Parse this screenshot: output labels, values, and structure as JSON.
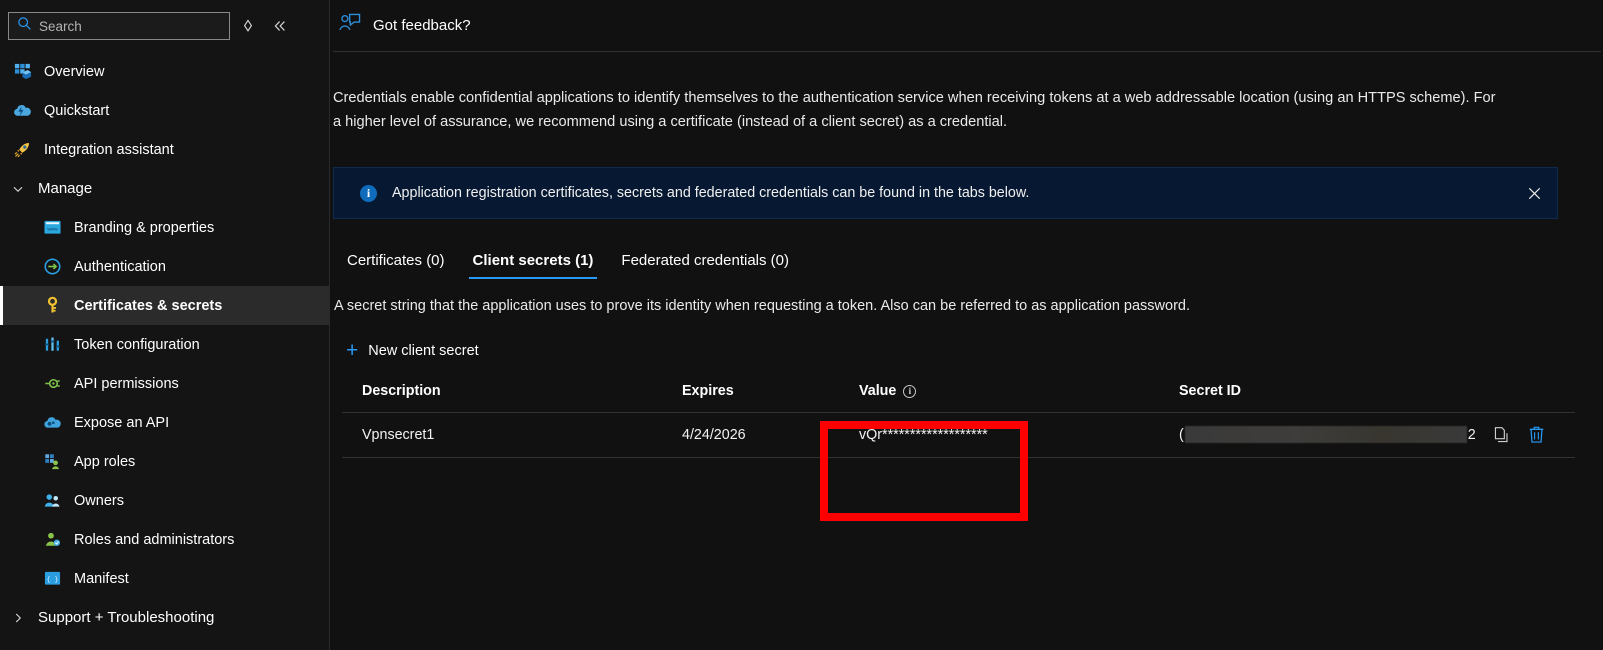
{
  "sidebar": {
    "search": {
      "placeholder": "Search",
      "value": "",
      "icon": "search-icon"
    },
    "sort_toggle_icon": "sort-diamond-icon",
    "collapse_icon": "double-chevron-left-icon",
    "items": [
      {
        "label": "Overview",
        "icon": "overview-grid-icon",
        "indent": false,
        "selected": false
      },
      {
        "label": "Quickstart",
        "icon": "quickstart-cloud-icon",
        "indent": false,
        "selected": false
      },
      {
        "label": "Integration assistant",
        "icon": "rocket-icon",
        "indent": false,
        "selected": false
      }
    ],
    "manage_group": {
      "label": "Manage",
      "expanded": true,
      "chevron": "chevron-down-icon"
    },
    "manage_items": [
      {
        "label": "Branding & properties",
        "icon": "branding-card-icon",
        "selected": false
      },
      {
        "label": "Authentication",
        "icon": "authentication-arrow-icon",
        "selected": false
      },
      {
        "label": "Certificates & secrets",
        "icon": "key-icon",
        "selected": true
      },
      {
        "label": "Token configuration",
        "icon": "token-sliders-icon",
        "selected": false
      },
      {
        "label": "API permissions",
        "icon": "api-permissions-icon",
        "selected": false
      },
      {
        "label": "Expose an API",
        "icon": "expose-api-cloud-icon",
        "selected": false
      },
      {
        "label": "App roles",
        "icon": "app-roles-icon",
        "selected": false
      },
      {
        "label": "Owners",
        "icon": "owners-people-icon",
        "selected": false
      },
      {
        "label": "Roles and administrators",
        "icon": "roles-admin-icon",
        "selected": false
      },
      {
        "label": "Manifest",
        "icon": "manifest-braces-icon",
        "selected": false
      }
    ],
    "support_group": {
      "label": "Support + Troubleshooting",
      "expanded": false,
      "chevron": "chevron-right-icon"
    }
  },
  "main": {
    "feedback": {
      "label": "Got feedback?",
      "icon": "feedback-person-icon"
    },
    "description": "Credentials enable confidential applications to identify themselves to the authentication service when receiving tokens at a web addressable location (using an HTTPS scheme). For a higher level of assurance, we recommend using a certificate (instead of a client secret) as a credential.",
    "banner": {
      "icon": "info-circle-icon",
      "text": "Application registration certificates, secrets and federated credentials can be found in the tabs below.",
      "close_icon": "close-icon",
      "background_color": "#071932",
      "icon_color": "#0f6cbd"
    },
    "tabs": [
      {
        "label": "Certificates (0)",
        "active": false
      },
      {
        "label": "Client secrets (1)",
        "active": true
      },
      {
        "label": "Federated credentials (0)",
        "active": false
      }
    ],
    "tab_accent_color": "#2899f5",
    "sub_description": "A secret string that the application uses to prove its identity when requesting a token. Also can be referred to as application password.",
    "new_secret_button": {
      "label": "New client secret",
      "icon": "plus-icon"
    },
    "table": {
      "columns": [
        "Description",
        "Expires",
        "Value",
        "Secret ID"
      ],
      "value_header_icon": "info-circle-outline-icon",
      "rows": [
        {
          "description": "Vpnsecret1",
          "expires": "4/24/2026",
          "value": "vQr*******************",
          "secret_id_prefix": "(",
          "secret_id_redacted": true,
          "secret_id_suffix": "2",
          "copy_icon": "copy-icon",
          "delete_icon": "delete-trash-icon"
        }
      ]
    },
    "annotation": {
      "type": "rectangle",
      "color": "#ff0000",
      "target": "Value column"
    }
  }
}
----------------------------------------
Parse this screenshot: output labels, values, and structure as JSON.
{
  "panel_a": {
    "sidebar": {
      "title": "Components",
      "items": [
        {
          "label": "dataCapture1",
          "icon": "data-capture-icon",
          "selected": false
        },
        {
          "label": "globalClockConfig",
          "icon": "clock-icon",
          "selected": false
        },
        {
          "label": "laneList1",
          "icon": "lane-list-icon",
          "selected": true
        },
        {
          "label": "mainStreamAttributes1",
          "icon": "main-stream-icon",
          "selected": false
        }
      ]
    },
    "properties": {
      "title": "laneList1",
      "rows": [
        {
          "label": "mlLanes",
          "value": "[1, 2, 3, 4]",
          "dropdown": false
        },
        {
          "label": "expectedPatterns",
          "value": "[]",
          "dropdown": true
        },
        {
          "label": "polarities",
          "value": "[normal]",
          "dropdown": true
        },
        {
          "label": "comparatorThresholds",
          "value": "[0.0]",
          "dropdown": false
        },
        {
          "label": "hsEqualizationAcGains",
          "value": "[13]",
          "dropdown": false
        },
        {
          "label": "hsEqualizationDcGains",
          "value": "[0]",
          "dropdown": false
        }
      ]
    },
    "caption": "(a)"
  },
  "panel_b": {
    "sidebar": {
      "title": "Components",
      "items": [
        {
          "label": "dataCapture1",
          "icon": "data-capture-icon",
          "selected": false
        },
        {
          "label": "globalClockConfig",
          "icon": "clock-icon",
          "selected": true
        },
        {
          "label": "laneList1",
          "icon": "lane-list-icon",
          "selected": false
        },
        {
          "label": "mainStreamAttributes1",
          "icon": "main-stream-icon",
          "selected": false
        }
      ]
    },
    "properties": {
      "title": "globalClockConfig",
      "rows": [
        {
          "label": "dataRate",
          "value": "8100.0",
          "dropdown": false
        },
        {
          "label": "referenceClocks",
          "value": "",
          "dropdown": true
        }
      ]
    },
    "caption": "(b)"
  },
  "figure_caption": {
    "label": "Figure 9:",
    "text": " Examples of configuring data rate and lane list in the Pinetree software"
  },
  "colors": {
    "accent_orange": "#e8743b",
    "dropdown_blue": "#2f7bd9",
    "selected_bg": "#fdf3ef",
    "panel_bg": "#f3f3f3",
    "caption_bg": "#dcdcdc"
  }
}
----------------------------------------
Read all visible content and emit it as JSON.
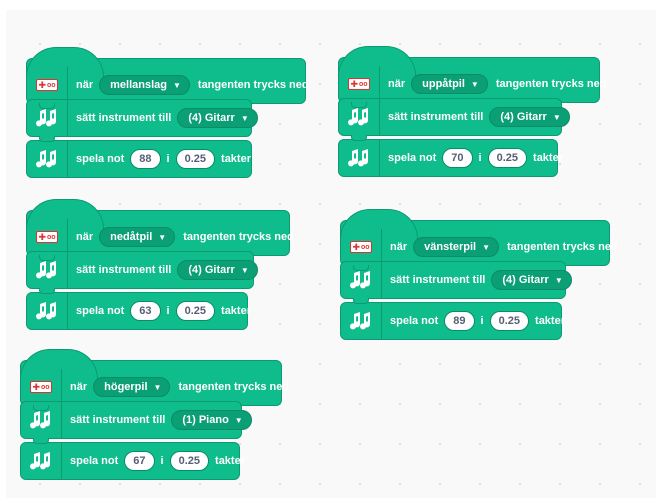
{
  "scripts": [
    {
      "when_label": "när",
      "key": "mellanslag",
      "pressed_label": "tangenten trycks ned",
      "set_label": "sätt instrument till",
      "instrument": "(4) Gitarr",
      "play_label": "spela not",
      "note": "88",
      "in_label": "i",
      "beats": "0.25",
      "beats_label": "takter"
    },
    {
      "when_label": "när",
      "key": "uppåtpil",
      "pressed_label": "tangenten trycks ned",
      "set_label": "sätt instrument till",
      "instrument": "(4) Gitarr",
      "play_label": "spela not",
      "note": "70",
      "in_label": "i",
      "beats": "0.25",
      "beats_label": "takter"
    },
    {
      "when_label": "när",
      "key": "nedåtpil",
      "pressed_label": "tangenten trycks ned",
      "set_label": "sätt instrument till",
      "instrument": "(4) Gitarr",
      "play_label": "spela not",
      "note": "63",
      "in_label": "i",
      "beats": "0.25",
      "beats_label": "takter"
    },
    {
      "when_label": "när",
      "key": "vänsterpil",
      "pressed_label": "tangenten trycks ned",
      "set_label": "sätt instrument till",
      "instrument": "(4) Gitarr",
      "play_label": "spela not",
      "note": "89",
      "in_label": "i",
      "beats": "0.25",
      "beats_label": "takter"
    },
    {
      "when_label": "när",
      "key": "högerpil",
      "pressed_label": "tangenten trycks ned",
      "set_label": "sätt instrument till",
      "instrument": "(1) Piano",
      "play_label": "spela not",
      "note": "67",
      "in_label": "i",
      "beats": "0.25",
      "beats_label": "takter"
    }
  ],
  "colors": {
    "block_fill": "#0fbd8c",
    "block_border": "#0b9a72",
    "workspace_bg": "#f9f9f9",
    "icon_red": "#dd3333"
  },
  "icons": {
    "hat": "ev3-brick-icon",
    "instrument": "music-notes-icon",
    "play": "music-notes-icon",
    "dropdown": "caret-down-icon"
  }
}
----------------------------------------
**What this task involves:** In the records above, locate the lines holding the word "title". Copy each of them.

**The completed task:**
      "title": "Components",
      "title": "laneList1",
      "title": "Components",
      "title": "globalClockConfig",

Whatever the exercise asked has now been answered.